Mentoring Matters1.15.2015 | 1:38 pm | Posted by John Kilfoyle
National Mentoring Month is upon us, and we paused this week to reflect on the mentors that have helped guide us to where we stand today. The call-to-action for nationalmentoringmonth.org this January is “Be Someone Who Matters to Someone Who Matters”. This short sentence cleverly and accurately shows that mentoring is a both a give and a take; a gift given and a gift received.
As a Big Brother in the Big Brothers Big Sisters program I have been able to witness first hand the significant impact a seemingly simple interaction can have on another human life. Being a mentor is not a one-size-fits-all experience. It comes in all forms, shapes, sizes, and opportunities. We asked our team members to share a few words on what mentoring means to them:
Chelsea Smith – Design Coordinator
My mentor challenged me to always consider the principle of reciprocity.
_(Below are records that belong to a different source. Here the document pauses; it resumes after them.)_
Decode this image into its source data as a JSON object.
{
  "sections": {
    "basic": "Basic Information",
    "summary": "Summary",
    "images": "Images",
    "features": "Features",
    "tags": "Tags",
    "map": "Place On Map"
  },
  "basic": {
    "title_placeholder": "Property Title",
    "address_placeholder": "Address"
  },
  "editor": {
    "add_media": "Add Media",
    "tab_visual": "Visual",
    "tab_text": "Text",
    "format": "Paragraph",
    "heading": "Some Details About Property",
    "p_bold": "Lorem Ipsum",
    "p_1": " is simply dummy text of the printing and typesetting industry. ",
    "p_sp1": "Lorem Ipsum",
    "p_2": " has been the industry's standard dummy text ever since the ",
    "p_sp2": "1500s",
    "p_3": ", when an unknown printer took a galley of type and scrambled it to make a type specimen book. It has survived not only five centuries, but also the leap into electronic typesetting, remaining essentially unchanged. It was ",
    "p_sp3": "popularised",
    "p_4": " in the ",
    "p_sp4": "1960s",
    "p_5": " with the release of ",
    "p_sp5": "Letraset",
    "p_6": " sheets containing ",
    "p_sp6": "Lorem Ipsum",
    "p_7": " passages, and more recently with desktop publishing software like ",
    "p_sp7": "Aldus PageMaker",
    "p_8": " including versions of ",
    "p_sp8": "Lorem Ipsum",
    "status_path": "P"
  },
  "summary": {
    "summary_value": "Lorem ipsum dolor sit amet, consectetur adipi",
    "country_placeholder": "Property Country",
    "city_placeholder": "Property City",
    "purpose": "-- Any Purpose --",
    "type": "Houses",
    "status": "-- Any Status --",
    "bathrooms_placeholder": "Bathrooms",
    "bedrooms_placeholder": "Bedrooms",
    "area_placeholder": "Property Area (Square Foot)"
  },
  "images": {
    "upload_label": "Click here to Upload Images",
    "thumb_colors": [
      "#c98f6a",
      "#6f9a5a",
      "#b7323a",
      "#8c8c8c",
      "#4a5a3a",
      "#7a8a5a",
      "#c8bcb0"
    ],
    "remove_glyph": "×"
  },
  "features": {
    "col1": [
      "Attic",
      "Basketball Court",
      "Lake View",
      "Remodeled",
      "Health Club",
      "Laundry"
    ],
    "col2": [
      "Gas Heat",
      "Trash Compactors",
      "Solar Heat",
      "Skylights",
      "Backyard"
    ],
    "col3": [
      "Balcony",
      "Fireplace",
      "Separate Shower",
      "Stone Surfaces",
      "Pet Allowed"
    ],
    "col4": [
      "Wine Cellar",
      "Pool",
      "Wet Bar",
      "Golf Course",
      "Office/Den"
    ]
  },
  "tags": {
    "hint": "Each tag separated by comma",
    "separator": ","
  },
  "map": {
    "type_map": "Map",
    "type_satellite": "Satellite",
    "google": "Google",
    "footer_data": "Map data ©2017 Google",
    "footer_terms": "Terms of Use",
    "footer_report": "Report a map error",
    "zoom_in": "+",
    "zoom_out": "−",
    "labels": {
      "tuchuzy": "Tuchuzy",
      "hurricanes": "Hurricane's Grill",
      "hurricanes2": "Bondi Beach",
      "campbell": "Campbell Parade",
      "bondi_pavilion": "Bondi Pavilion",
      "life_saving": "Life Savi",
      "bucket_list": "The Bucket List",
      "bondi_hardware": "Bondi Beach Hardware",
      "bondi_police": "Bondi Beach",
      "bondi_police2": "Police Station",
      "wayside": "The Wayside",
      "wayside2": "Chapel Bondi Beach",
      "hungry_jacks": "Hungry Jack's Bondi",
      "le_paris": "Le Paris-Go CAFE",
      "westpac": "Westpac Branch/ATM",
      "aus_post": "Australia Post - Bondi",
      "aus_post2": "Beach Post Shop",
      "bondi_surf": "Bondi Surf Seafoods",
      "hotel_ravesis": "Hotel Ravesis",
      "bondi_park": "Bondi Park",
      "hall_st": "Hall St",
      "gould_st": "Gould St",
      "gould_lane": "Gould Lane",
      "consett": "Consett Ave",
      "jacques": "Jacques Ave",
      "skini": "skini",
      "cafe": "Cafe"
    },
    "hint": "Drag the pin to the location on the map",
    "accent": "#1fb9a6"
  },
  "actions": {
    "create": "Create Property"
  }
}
Rather than approach life constantly expecting to take something from every person in every interaction, she stressed that I look for opportunities to give selflessly and with genuine regard for the people I encounter. She also emphasized that in all situations –good and bad, we must assess our contribution and be responsible for the energy created by our participation. It is a simple notion, but it requires a strong sense of self-awareness and humility. When my mentor passed away a steady flow of adulation poured in from so many people. In her absence she has proven that we do ultimately get what we give and rather than a void, she has left behind a legacy.
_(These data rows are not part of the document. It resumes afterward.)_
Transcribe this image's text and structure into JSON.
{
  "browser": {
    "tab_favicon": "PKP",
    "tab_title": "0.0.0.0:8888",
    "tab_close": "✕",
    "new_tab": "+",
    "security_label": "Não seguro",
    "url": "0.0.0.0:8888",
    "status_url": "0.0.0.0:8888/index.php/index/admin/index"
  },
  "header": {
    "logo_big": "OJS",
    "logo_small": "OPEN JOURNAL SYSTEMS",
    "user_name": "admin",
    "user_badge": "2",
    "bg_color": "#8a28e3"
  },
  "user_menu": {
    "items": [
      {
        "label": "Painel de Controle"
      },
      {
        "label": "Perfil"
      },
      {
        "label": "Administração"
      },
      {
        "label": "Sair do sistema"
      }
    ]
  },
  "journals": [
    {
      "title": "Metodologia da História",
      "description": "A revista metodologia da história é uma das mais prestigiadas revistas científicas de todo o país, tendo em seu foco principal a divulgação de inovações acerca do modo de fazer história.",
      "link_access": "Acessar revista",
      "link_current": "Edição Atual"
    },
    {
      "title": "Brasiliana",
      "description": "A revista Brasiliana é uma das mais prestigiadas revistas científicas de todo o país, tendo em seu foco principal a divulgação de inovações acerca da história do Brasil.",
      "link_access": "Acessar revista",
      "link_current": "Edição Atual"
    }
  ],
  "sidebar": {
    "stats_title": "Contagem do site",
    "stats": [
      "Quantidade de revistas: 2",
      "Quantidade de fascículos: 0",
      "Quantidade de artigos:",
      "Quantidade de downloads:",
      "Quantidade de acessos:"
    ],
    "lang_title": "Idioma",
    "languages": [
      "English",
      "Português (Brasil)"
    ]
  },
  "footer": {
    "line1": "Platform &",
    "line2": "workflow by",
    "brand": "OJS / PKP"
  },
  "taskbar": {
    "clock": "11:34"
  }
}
Erinna Kilfoyle – Administrative Assistant
One of my biggest mentors in my life as well as in the stone business, is my older sister Kristen Kilfoyle. Since my teenage years, I had aspired to work in the family business someday. During high school and college, I often helped out at our showroom on weekends, where Kristen took on the challenge of teaching me as much as she could about the different materials and the business as a whole. I found her passion for her work to be very inspiring, and valued the learning experience during our short time collaborating together.
Jessica Aponte – Project Manager
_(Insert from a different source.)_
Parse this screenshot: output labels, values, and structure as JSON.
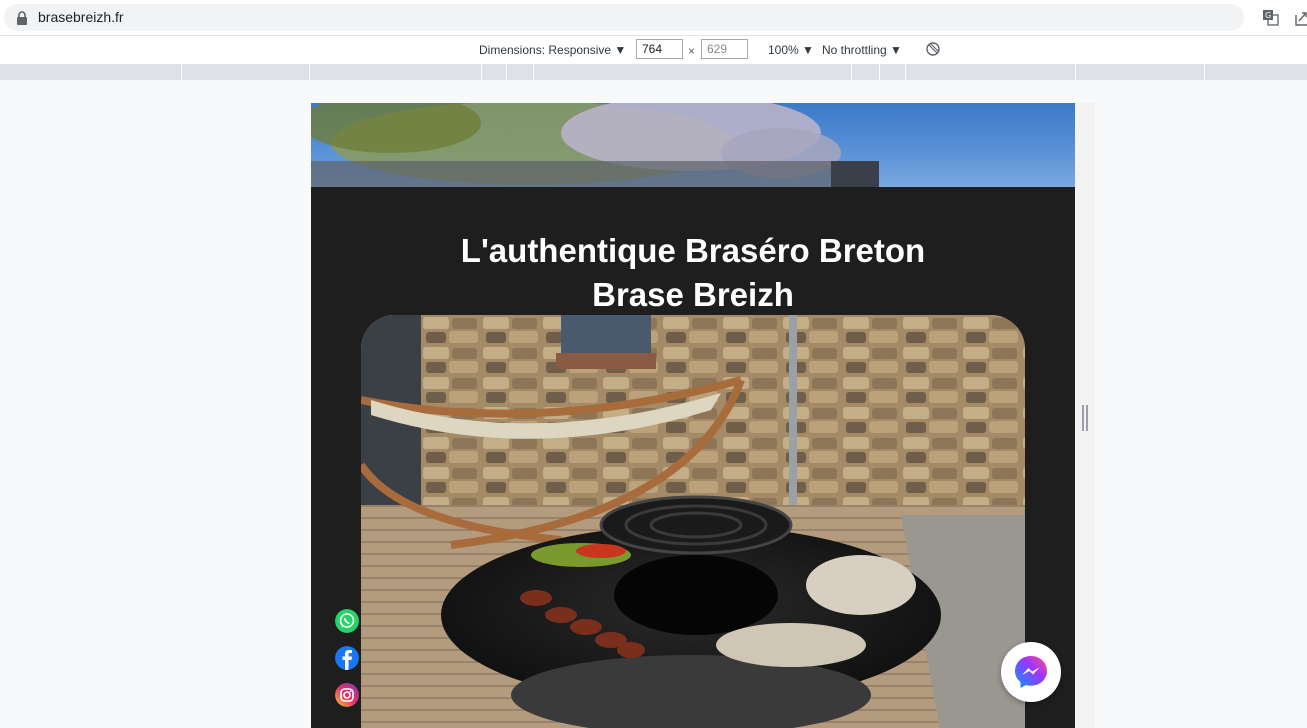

My parents are the biggest influence and support system in my life. They may not have realized it but they were teaching me how to be hardworking, honest, and persevering. I look up to both of my parents for being strong individuals and I’m thankful they instilled good values in me and put me on the right path in life.
Jim Muller – Project Manager
They say there is no substitute for experience. I disagree. Mentors are the substitute! The best mentors don’t just show you the path they have walked; they tell you about their trials and tribulations and help you get the tools to carve out your own. The accumulation of knowledge is powerful. Mentors can provide insight that takes years to acquire. Building off one another is what leads to progress and new innovations. Just think, there would be no Karate Kid without Mr. Miyagi! We all have the ability to be mentors. As a family member, as a friend, as a coworker – any experience, any knowledge or any insight someone can offer can guide others. A few great thoughts passed on to me by my mentors are:
- “Solve a problem and you will be successful.” These words of advice have stuck with me throughout my career. Whether you’re creating a product or providing a service, if you identify a problem and resolve it for your customer, they will keep coming back.
- “Never come home from a business dinner without dessert for the wife.”